Tea breaks/Pausen

The London Ambulance Service is allowing its paramedics to have tea breaks, in line with EU practice (don’t they have to have coffee?). Tom Reynolds says they can still go to emergencies, but they can allow trivial cases to wait.

The Sun takes this story as an opportunity to roll out all its usual anti-EU vocabulary (even BILD doesn’t do that, does it?)

PARAMEDICS are being forced to finish tea breaks before attending 999 calls under barmy EU rules.
Ambulance staff warned patients could die after the dozy diktat comes into force today.

One paramedic — who did not wish to be named for fear of losing his job — said: “In other parts of Britain, like Manchester, ambulance services have opted out of the European Working Time Directive that enforces breaks.

I wonder if anyone’s collected the Sun’s EU terminology.

Prince William on German TV/Prinz William im Programm

I was surprised to read that German public TV will be having live coverage of Prince William’s graduation parade at Sandhurst tomorrow morning, as was Daland Segler in the Frankfurter Rundschau:

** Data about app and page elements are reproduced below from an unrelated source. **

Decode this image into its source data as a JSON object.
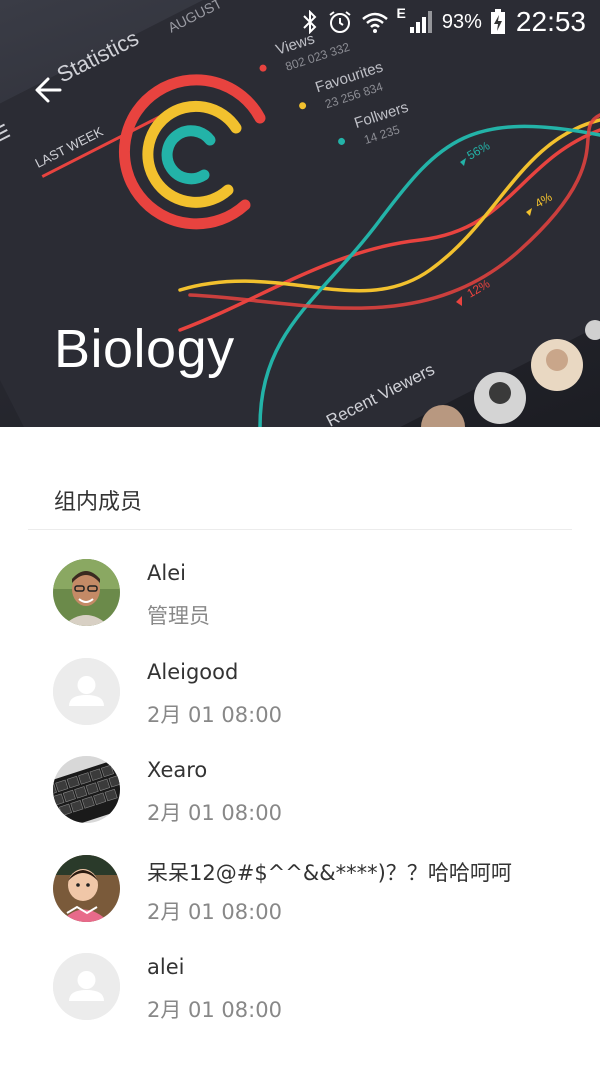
{
  "status_bar": {
    "network_type": "E",
    "battery_percent": "93%",
    "time": "22:53",
    "icons": [
      "bluetooth-icon",
      "alarm-icon",
      "wifi-icon",
      "signal-icon",
      "battery-charging-icon"
    ]
  },
  "header": {
    "title": "Biology",
    "back_icon": "arrow-left-icon",
    "artwork": {
      "app_title": "Statistics",
      "tabs": [
        "LAST WEEK",
        "AUGUST"
      ],
      "stats": [
        {
          "label": "Views",
          "value": "802 023 332",
          "color": "#e8433f"
        },
        {
          "label": "Favourites",
          "value": "23 256 834",
          "color": "#f2c12e"
        },
        {
          "label": "Follwers",
          "value": "14 235",
          "color": "#23b3a8"
        }
      ],
      "percent_labels": [
        "56%",
        "4%",
        "12%"
      ],
      "recent_label": "Recent Viewers"
    }
  },
  "members": {
    "title": "组内成员",
    "list": [
      {
        "name": "Alei",
        "sub": "管理员",
        "avatar": "photo-man"
      },
      {
        "name": "Aleigood",
        "sub": "2月 01 08:00",
        "avatar": "default"
      },
      {
        "name": "Xearo",
        "sub": "2月 01 08:00",
        "avatar": "keyboard"
      },
      {
        "name": "呆呆12@#$^^&&****)？？哈哈呵呵",
        "sub": "2月 01 08:00",
        "avatar": "photo-baby"
      },
      {
        "name": "alei",
        "sub": "2月 01 08:00",
        "avatar": "default"
      }
    ]
  }
}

Klagen über das miese Fernsehprogramm gehen stets an der Sache vorbei: Denn frei nach Goethe – “Wer vieles bringt, wird manchem etwas bringen” – findet sich im täglichen Angebot immer noch der eine oder andere Beitrag, der dem einen oder anderen zusagt. Nun aber hat die ARD eine Klientel entdeckt, die sie bislang vernachlässigt hat: die Kommissköppe.

Via Astrid Paprotta

Life in Translation weblog

The blogger behind Life in Translation has sticky notes to remember which party is which:

Similarly, it ought to be enough that these terms are in my termbase but somehow it isn’t. And so three sticky notes (physical paper, not electronic ones) live on the edge of my screen.
Arrendadora – LESSOR
Arrendatario – LESSEE

Franquiciante – FRANCHISOR
Franquiciado – FRANCHISEE

Fiduciaro – TRUSTEE
Fideicomitente – SETTLOR/TRUSTOR
Fideicomisario – BENEFICIARY/TRUSTEE

I suggest adding MORTGAGOR and MORTGAGEE